Economic Resilience for Farmers:

Cultivating secondary crops offers economic advantages for farmers by providing additional revenue streams and reducing dependence on a single commodity. In times of market fluctuations or adverse weather conditions affecting primary crops, secondary crops can serve as a financial safety net. Diversifying income sources makes farming operations more resilient and adaptable to changing circumstances.

Cultural Preservation and Culinary Diversity:

Secondary crops often include traditional and culturally significant varieties that contribute to culinary diversity. Preserving and cultivating these crops not only maintains cultural heritage but also supports local economies and traditional knowledge. Additionally, the popularity of diverse and exotic crops in local and global markets can create new economic opportunities for farmers.

Conclusion:
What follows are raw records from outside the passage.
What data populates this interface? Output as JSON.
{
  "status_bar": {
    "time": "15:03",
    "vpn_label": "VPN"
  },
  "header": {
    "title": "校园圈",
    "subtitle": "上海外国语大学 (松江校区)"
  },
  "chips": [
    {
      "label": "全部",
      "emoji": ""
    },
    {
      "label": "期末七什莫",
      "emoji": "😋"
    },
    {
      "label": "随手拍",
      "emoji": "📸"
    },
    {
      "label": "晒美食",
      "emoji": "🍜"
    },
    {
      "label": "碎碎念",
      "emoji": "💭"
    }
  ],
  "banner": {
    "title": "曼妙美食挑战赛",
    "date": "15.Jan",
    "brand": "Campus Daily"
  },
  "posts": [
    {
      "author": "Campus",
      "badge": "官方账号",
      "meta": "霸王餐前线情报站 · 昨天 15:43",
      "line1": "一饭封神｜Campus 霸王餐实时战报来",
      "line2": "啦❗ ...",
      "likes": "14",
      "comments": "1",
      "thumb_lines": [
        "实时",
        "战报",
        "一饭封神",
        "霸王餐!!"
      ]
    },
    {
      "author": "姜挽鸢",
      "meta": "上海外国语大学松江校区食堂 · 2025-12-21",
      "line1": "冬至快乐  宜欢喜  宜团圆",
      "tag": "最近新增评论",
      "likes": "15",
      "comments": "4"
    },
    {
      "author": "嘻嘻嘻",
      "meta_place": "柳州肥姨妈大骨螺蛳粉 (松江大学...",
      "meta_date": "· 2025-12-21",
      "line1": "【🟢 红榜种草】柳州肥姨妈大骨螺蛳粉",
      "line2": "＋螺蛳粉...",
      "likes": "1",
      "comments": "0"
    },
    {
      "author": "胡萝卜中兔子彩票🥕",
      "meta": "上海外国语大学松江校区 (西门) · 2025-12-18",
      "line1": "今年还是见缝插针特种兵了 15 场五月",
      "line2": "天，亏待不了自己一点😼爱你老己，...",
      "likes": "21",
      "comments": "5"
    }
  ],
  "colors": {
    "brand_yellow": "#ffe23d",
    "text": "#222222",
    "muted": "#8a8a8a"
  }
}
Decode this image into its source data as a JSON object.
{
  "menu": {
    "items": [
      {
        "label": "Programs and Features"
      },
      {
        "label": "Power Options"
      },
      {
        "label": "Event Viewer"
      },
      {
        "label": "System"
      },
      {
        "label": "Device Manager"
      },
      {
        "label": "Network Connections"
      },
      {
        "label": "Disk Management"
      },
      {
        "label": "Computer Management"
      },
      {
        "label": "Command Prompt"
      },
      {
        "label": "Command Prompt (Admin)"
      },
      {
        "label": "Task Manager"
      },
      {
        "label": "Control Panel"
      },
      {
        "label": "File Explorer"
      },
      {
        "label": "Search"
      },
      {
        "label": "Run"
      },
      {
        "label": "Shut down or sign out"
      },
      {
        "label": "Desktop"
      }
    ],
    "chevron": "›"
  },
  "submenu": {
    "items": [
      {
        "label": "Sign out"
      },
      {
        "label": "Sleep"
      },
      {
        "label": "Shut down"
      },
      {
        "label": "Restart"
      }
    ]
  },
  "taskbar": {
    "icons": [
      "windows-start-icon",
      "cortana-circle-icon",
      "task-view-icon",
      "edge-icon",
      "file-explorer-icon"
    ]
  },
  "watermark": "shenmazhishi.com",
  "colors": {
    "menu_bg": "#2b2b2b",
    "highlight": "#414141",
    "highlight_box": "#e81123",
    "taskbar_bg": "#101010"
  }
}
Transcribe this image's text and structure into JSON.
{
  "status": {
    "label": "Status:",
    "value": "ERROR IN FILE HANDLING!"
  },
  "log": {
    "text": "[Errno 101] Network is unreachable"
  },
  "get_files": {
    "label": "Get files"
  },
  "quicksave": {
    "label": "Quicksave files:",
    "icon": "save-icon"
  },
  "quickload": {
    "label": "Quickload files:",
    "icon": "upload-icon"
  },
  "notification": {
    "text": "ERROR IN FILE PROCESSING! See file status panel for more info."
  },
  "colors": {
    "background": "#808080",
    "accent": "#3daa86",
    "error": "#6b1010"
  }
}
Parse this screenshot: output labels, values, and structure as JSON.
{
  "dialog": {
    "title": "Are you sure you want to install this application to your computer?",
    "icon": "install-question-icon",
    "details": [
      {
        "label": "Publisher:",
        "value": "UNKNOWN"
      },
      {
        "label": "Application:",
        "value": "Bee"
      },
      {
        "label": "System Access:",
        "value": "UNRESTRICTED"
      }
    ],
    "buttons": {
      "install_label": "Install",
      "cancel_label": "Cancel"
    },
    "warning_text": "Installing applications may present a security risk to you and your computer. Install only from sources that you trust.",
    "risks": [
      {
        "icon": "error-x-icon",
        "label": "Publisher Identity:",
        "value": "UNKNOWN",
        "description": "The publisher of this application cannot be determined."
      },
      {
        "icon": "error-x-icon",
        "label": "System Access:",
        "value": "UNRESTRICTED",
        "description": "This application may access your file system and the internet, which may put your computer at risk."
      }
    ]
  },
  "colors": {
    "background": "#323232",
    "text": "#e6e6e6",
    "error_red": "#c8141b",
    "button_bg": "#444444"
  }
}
Cultivating secondary crops is a strategic and holistic approach to agriculture that brings multifaceted benefits. From promoting biodiversity and soil health to enhancing nutrition and economic resilience, these crops play a crucial role in building sustainable and resilient farming systems. As the importance of agricultural diversity becomes increasingly apparent, the integration of secondary crops emerges as a key component in shaping a more sustainable and secure future for global food production.